3. To cleanly remove pits, slice around the avocado with a chef’s knife. Twist the two halves apart. Stick the blade sharply into the pit. Lift the knife, twisting the blade if necessary to loosen the pit. Use a large wooden spoon to safely pry the pit off the knife.
Now try our Pineapple-Avocado Salsa, amazing with fish, chicken, or by the spoonful.

3 Tips For Avocado Success

1. Use a pastry blender instead of a fork to mash avocados more quickly.

2. Check an avocado for ripeness by flicking its small stem. If it comes off easily and you can see green underneath, the avocado is ripe. If the stem does not come off or if you see brown underneath it, the avocado is not ripe.

3. To cleanly remove pits, slice around the avocado with a chef’s knife. Twist the two halves apart. Stick the blade sharply into the pit. Lift the knife, twisting the blade if necessary to loosen the pit. Use a large wooden spoon to safely pry the pit off the knife.

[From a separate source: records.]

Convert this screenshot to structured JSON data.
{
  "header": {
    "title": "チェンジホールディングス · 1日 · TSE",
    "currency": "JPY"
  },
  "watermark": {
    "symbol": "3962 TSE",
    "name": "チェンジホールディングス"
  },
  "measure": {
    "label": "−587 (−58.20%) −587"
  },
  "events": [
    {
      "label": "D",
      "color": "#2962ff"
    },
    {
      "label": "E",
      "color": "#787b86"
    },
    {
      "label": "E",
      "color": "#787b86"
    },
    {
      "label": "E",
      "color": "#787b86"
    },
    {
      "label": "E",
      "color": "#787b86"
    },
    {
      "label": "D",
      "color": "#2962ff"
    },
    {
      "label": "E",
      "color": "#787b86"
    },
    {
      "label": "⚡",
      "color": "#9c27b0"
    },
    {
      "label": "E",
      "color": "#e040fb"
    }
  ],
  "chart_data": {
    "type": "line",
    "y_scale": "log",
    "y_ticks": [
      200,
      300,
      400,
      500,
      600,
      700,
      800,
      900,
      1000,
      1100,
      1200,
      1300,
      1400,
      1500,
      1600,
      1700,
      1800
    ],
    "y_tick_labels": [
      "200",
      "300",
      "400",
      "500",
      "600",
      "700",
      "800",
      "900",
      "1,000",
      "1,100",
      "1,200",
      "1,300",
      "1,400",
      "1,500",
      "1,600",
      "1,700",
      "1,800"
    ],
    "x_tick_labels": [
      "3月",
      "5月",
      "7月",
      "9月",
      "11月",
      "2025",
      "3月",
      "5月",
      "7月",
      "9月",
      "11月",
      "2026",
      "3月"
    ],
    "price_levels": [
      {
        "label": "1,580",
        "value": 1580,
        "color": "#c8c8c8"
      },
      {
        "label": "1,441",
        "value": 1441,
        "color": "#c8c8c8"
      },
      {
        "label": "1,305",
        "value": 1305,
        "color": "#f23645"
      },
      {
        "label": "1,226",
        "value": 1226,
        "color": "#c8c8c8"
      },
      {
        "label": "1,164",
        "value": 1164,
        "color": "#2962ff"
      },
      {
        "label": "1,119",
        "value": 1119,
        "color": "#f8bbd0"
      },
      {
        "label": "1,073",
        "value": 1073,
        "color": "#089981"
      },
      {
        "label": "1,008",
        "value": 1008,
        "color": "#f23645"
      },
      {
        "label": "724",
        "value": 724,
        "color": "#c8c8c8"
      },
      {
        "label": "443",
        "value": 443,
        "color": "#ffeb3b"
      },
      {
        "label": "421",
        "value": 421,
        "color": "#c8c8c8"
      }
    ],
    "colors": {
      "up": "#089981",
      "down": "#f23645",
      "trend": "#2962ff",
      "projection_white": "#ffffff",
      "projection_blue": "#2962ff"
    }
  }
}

Now try our Pineapple-Avocado Salsa, amazing with fish, chicken, or by the spoonful.

STALE COOKIES NO MORE
Sure, you can try to eat an entire tin of soft, chewy cookies before they grow stale and harden—or you can store them along with tortillas and parchment paper. The tortillas fit tidily into the tin, where their moisture keeps cookies soft for days. Start by tracing the bottom of a cookie tin on a sheet of parchment paper, then cut it out and repeat as needed. Layer the parchment, a tortilla, parchment, and layer of completely cooled cookies in the tin. Repeat until the tin is full, ending with a layer of cookies. Get more tips here. 
STALE COOKIES NO MORE
Sure, you can try to eat an entire tin of soft, chewy cookies before they grow stale and harden—or you can store them along with tortillas and parchment paper. The tortillas fit tidily into the tin, where their moisture keeps cookies soft for days. Start by tracing the bottom of a cookie tin on a sheet of parchment paper, then cut it out and repeat as needed. Layer the parchment, a tortilla, parchment, and layer of completely cooled cookies in the tin. Repeat until the tin is full, ending with a layer of cookies. Get more tips here. 

STALE COOKIES NO MORE

Sure, you can try to eat an entire tin of soft, chewy cookies before they grow stale and harden—or you can store them along with tortillas and parchment paper. The tortillas fit tidily into the tin, where their moisture keeps cookies soft for days. Start by tracing the bottom of a cookie tin on a sheet of parchment paper, then cut it out and repeat as needed. Layer the parchment, a tortilla, parchment, and layer of completely cooled cookies in the tin. Repeat until the tin is full, ending with a layer of cookies. Get more tips here.